“We did not understand the extent of the use and importance of (state) properties to the equestrian community,” the Department of Resources and Economic Development said in a memo prepared for one of the meetings.
State legislators are now pushing a bill, with bipartisan support, to protect the rights of horseback riders to use trails.
“Nothing shall limit the right of the public to pass over any trail in the multi-use statewide trail system for the purpose of horseback riding,” reads draft legislation proposed by Sen. Andy Sanborn, R-Bedford.
Horseback riding groups are pressing their legislators to support Sanborn’s bill.
“If Andy Sanborn’s bill becomes law, that will override everything,” said Jane Mallinson of Chester, president of the 40-member Derry Trail Riders.
Mallinson said the rules as initially proposed would have greatly curtailed rider use of state trails.
Riders criticized the proposal for barring them from all but gravel trails or paved roadways.
“The equestrian community rallied against that,” Mallinson said.
The trail rules are still under state review, but gone is a requirement riders said would have forced them to dismount and lug manure from 10 miles deep in the woods.
Riders maintain that not only was unnecessary — manure poses no threat to the public — but also presented safety or injury risks to them from dismounting in remote areas.
Officials, meanwhile, are loosening proposed restrictions riders said would have curtailed trail use.
Riders have estimated the rules, as first proposed, would have limited them to fewer than 10 miles in a popular 100-mile trail network in Bear Brook State Park in Allenstown.
But the rules also could have affected riders on the rail trail from Londonderry through Salem.
The state’s revised rules package is still evolving, but officials now say it would expand equestrian use.
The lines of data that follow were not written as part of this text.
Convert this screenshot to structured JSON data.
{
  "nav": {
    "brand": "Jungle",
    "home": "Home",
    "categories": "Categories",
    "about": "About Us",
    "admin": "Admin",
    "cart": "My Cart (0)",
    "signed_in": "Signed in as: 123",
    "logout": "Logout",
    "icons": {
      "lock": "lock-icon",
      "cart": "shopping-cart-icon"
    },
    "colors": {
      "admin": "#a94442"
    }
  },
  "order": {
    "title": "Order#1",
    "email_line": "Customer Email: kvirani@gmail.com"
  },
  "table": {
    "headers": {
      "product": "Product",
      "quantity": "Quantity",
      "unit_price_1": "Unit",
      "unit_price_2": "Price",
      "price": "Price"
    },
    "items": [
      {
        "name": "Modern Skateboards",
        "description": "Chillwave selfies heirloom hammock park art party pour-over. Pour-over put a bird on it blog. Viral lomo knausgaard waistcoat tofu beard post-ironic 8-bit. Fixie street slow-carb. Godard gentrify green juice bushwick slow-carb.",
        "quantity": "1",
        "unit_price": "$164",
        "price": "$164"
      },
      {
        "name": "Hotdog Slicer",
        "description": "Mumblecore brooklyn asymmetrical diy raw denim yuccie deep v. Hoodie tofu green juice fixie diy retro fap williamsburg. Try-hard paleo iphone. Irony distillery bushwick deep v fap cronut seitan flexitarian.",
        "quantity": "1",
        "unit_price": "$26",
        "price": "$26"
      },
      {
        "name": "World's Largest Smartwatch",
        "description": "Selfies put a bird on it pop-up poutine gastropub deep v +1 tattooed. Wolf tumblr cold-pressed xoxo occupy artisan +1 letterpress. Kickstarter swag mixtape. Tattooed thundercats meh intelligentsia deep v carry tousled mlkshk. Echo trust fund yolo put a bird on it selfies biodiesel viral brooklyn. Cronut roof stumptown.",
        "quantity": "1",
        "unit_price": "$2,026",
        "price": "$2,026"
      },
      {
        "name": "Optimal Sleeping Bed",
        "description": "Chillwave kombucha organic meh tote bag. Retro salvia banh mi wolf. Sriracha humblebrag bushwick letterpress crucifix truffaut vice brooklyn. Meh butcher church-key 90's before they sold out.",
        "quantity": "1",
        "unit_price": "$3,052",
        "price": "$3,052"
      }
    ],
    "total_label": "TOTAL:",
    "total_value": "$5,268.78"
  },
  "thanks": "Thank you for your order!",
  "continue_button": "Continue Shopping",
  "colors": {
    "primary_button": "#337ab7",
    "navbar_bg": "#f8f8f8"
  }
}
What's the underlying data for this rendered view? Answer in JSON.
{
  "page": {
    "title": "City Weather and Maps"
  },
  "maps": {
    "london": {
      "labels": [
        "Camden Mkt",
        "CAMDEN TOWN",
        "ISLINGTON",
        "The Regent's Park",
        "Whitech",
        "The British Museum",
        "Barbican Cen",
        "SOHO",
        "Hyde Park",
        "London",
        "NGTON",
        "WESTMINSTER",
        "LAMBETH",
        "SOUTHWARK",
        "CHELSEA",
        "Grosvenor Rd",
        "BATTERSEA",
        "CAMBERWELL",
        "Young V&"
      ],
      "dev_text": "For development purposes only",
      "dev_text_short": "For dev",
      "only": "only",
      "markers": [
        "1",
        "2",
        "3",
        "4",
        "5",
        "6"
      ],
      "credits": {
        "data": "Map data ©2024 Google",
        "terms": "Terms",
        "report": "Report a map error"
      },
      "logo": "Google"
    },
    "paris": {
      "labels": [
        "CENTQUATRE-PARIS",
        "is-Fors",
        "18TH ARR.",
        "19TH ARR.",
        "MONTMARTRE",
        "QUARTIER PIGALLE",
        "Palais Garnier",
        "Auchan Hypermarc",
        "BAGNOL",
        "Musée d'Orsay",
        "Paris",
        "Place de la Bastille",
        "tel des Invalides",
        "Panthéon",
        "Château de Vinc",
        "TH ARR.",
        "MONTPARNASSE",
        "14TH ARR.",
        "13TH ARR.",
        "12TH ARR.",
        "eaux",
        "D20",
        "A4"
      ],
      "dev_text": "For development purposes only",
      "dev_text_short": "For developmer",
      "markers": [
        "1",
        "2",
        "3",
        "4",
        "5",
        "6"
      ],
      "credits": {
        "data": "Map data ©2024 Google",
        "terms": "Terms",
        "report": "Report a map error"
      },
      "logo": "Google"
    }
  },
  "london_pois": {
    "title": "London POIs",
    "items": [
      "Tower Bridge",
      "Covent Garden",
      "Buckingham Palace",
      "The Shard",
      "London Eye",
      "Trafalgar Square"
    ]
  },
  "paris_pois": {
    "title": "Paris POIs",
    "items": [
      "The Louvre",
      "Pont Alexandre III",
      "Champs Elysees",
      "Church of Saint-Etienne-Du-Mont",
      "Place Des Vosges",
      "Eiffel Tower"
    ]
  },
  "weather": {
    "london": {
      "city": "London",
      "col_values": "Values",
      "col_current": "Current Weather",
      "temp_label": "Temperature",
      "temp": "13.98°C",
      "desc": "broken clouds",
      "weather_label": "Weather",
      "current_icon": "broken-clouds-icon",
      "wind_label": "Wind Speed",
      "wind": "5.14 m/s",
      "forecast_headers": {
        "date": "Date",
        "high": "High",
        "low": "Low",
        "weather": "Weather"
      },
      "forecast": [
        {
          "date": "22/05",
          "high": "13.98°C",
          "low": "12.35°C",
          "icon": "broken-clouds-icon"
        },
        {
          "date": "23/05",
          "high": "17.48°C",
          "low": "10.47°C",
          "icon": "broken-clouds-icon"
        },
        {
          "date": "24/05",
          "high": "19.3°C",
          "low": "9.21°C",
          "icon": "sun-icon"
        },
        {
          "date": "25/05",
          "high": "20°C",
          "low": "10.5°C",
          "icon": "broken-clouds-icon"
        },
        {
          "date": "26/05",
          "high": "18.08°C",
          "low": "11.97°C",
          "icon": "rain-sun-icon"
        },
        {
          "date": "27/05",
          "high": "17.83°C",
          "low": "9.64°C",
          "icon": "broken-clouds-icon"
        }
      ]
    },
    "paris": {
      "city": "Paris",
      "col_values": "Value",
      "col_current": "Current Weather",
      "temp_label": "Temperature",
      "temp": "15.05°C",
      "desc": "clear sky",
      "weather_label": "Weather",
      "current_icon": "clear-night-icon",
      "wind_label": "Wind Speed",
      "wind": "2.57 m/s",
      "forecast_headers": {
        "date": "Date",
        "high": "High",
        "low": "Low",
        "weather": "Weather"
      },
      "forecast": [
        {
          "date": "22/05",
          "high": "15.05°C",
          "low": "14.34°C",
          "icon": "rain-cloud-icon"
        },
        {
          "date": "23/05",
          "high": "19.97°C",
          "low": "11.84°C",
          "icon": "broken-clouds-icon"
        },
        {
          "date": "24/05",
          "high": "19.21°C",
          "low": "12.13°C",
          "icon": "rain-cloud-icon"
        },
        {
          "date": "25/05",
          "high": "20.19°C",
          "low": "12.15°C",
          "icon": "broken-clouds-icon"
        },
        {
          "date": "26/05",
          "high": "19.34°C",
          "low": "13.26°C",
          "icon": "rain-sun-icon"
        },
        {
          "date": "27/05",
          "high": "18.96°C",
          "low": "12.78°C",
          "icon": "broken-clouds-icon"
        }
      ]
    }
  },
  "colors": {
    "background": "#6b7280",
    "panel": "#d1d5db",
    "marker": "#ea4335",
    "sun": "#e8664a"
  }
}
It also would require horseback riders to remove manure from places like trail heads and parking lots, something they have not opposed and say they do anyway.
“We made modifications to the rules based on the public comments we heard,” said Philip Bryce, director of the state’s Division of Parks and Recreation.
A revised rules package will be available for public comment soon and posted on the division’s website.
Bryce said that while more forums aren’t required, the state will schedule time to hear from the public anyway.
Riders said state officials became responsive to their concerns once confronted by the dozens and, in some cases, hundreds, who attended forums.
“They had no idea how many people were out there riding,” said Pat Darmofal of Haverhill, treasurer with the Derry Trail Riders.
“That’s a fraction of it,” said manager Taylor Hole of Shannon Trails riding facility in Salem.
A lot of owners wouldn’t have the time to attend forums because of their time commitment to their horses, he said.
Hole was doing what he could, writing in support of the horseback riders.
“There’s no doubt in my mind that nothing should be restricted,” Hole said.
“Nonsense,” is how he characterized the proposed limits on riders.
A point horseback riders have made with the state is the economic impact of their sport that benefits businesses ranging from veterinarians to feed stores.
Mallinson said equestrians lacked the kind of statewide trails advocacy coalition other recreational have working with DRED, which is why the agency was caught off guard by riders.
One is now forming, she said.
“The bottom line is, I don’t think they had any idea about our use of trails,” Mallinson said.
She credited Bryce with bending over backward to hear from the horseback riders as their concerns surfaced.
“He seems to be responding,” Mallinson said.
Bryce believes riders are on the right trail in setting up a coalition to consult and work with the state.
“We’ve been urging them to do so,” he said. “Had that coalition been in existence, and had we had that ongoing conversation, I think this would have gone a lot more smoothly.”